Check Fraud / Counterfeit Checks

Check fraud is one of the largest challenges facing businesses and financial institutions today.  Affordable software and hardware and other advancements in computer technology are making it easier to duplicate checks or fabricate new ones.  A significant amount of check fraud is due to counterfeiting through desktop publishing software, color copiers, and high-quality printers.  In addition, chemical alteration is used whereby the criminal removes some or all of the information and manipulates it to their benefit.


Below are some signs which may indicate a bad check, particularly where multiple signs are present:

  • A check printed on poor quality paper that feels slippery.

  • Check colors that smear when rubbed with a moist finger. (This suggests they were prepared on a color copier).

  • A personal check that has no perforated edge.

  • A check on which information shows indications of having been altered, eradicated, or erased.

  • A check drawn on a new account that has no (or a low) sequence number or a high dollar amount.

  • A check on which the name and address of the drawee financial institution is typed, rather than printed, or that includes spelling errors.

  • The customer's name and address is missing.

  • Numerical and written amounts do not match.

  • The MICR numbers are missing. (NOTE: Magnetic Ink Character Recognition or MICR refers to the numbers at the bottom left-hand corner of a check, printed in magnetic ink that can be read by machines. The numbers usually are encoded with the routing number of the financial institution, the account number, and the check number. The dollar amount is added to the MICR line during check processing. The nine-digit number between the colon brackets on the bottom of a check is the routing number of the bank on which the check is drawn. The first two digits indicate in which of the 12 Federal Reserve Districts the bank is located.  It is important that these digits be compared to the location of the bank because a forger will sometimes change the routing number on the check to an incorrect Federal Reserve Bank to buy more time.) 

  • The MICR encoding at the bottom of the check does not match the check number.

  • The MICR coding does not match the bank district and the routing symbol in the upper right-hand corner of the check.

  • The word “VOID” or “non-negotiable” appears across the check.

  • The check lacks an authorized signature.

  • A signature that is irregular-looking or shows gaps in odd spots. 

  • Corporate or government checks which show numbers that do not match in print style or otherwise suggest that the amount may have been increased. 

  • Checks presented at busy times by belligerent or distracting customers who try to bypass procedures.

For Businesses - Some Things to Consider

  • Authenticate the check – (1) call the issuing bank to verify the account, (2) call the issuer to verify that the check is real, use phone numbers from an independent source (not off the check), i.e., Internet, phone book, etc.

  • If you are cashing a United State Post Office Money Order, go to to read about the security features of an authentic USPO money order. 

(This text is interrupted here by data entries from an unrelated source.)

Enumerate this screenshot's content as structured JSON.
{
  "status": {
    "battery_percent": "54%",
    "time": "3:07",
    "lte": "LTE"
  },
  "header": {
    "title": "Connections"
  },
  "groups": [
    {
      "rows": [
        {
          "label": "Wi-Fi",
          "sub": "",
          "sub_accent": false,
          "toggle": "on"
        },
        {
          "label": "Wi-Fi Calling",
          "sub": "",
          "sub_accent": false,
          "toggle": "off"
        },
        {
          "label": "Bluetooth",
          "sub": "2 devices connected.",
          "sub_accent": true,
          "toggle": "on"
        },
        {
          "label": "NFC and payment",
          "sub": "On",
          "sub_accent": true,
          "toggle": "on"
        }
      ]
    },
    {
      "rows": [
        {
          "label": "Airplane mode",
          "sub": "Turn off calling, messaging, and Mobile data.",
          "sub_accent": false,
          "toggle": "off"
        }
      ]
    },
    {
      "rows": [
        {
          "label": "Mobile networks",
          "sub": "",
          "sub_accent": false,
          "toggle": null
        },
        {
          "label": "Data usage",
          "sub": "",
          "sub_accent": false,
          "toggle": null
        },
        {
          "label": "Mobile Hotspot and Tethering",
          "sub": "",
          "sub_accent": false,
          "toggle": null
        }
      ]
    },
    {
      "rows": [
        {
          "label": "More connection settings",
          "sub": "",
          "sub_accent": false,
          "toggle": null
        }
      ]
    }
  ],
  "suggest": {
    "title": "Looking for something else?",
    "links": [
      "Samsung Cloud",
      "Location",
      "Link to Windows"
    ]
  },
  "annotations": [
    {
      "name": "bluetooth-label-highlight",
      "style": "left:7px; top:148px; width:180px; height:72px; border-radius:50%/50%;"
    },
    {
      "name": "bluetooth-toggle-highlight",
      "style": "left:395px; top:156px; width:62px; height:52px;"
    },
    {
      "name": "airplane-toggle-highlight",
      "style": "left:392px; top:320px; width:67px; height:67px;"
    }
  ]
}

  • Train your tellers/customer service representatives/cashiers to identify potential fraud.  When fraud occurs, use your experiences as a training tool.

  • Consider investing in UV counterfeit detection scanners.  These devices read hidden UV security features built into currency, checks, travelers checks, money orders, credit cards, drivers licenses, passports and government checks.

  • Consider any available fraud software/databases that may help to deter losses.